Diagnosis – Common Manifestations of Stress in Cats
- Spraying (even in neuters)
- Inappropriate elimination
- Pacing back and forth at perimeters of fences
- Loss of appetite
- Pulling out of fur
- Excessive meowing
- Hiding from the world, under beds, behind curtains etc
- Physical symptoms and illness – some illnesses and disorders (such as acne) have been associated with stress. Stress can also be a response to physical illness, so it is most important to check with your vet to rule out a medical condition
Assessment of Situational Factors – Common Causes of Stress
- Medical conditions/injury
- Overcrowding in multi-cat households
- New family member (human or animal)
- New cat in the neighbourhood
- Moving House
- Cat Shows
- Change of any kind. Cats differ in their responses to stress. Some may take major changes without batting an eyelid, while others may fall apart at the sight of an earwig. Their inherited temperament and early socialisation play a role.
Intervention – Common Methods of Stress Management

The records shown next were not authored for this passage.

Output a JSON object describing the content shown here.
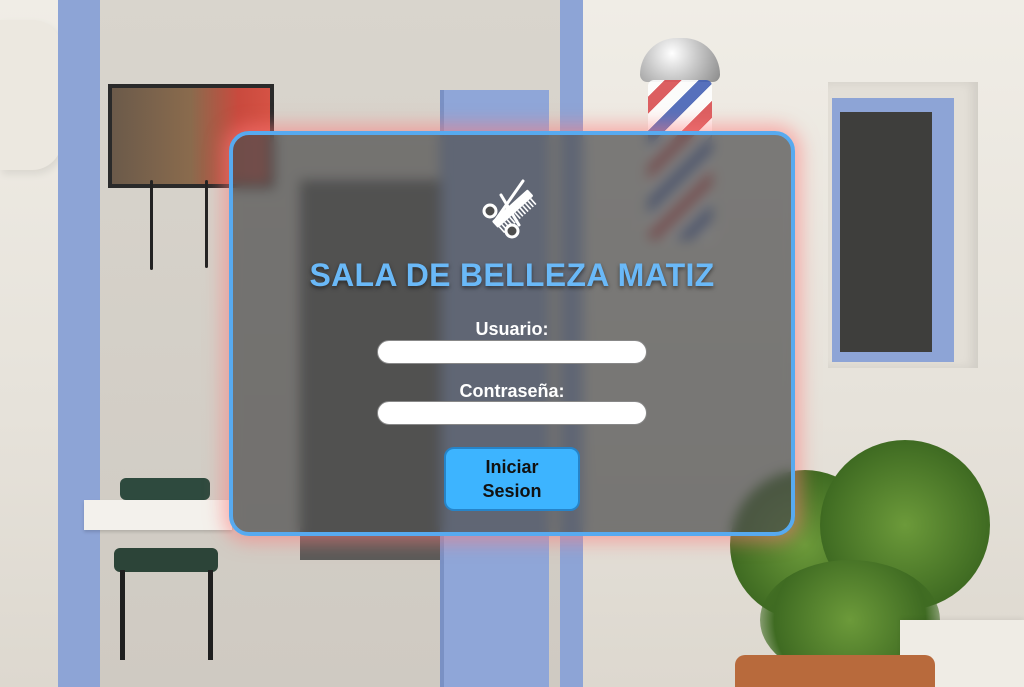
{
  "login": {
    "title": "SALA DE BELLEZA MATIZ",
    "logo_icon": "scissors-comb-icon",
    "username_label": "Usuario:",
    "username_value": "",
    "password_label": "Contraseña:",
    "password_value": "",
    "submit_label": "Iniciar Sesion"
  },
  "colors": {
    "panel_border": "#57aaf0",
    "title": "#6ab9f8",
    "button": "#3db4ff",
    "panel_glow": "#ff7878"
  }
}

- Change the situation causing the stress
- Change the response of the cat
- Combination of 1 & 2
Changing the Situation
Changing the situation may be easy – it is often appropriate if the cat shows stress in a specific situation but seems fine the rest of the time. Removing the stressor or removing the cat from the situation may sometimes be the simplest option. For example, this may involve re-homing the cat if the cat is not suited to a multi-cat environment.

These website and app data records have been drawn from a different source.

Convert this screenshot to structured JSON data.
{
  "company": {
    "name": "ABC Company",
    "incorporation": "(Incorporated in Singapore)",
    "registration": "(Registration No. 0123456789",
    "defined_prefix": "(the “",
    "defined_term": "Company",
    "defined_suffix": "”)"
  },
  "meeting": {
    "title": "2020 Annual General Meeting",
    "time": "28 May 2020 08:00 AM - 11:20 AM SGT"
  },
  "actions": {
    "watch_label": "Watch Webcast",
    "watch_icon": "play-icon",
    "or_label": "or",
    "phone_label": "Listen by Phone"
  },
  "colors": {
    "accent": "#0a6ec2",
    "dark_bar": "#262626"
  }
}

Changing the Response of the Cat
Vet Prescribed / Pharmacological – Discuss with your vet; reserve for severe and chronic problems
- Clomicalm- (Clomipramine) is commonly used by vets to treat anxiety disorders: it is an anti depressant that works best as a long term treatment combined with behavioural therapy.

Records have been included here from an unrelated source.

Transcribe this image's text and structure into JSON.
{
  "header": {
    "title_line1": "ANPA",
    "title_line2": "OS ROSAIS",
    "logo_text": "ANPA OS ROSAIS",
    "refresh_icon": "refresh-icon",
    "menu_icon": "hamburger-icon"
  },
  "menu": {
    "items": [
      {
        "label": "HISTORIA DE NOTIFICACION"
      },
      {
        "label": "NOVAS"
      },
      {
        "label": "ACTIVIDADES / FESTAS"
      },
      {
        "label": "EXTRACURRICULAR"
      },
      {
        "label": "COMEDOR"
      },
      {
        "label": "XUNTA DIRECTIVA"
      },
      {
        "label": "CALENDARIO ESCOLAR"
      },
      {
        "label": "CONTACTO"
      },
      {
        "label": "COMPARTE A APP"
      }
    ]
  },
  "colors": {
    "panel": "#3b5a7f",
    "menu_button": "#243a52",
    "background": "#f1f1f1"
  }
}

- Valium- (Diazepam) a tranquilizer. But can have a paradoxical effect that makes the cat more agitated.
Non Vet Prescribed / Behaviors
- Feliway – A synthetic analogue of facial (friendly) pheromones. Especially recommended for spraying problems or inappropriate urination. Can also be used to make areas less threatening.
- Aromatherapy – Lavender essential oil can be relaxing – can be used in a burner as long as the room is well ventilated.
- Massage – Good to use on a daily basis for stressed cats.
- T-touch – A form of tactile therapy often using circular movements of the fingers on the skin. Can induce a trance-like state in some cats, or can send them to sleep.
- Herbal therapies – Valerian is sometimes used to calm cats.
- Homeopathic – Best known is probably Rescue Remedy flower essence.
- Nutritional supplements – B group-vitamins are reputed to reduce anxiety – many cats like the yeast supplements that provide these. There are also liquid and tablet preparations combing ingredients reputed to be relaxing, including amino acid tryptophan and b vitamins.
- Behavioural therapy – Classical conditioning techniques can help the cat to break a negative association with a situation or object by counter conditioning, desensitisation and graded exposure. Cats are presented to the feared stimulus / situation at the same time as being presented with a pleasant stimulus or being relaxed by massage. Operant conditioning techniques of reinforcement and shaping can help cats to relearn responses to stressors. These techniques can be combined easily with other therapies or greater efficacy.
A variety of methods is often the most effective. The environment can be changed, but sometimes the cat has learned the stress response so well that it can remain even when the stressor is removed. Cats can vary in their response to some of these methods and therefore it may be necessary to trial a variety of them to find what works for your cat. Some techniques, particularly the tactile ones of massage and t-touch are very useful for human-cat bonding and can also be relaxing for the human practitioner. Cats are intelligent and sensitive beings, and respond to the situation in the household, picking up tension and anxiety in their humans. Therefore, management of our own anxiety and stress is integral to minimising the stress felt by our feline friends.
By Rita Bruche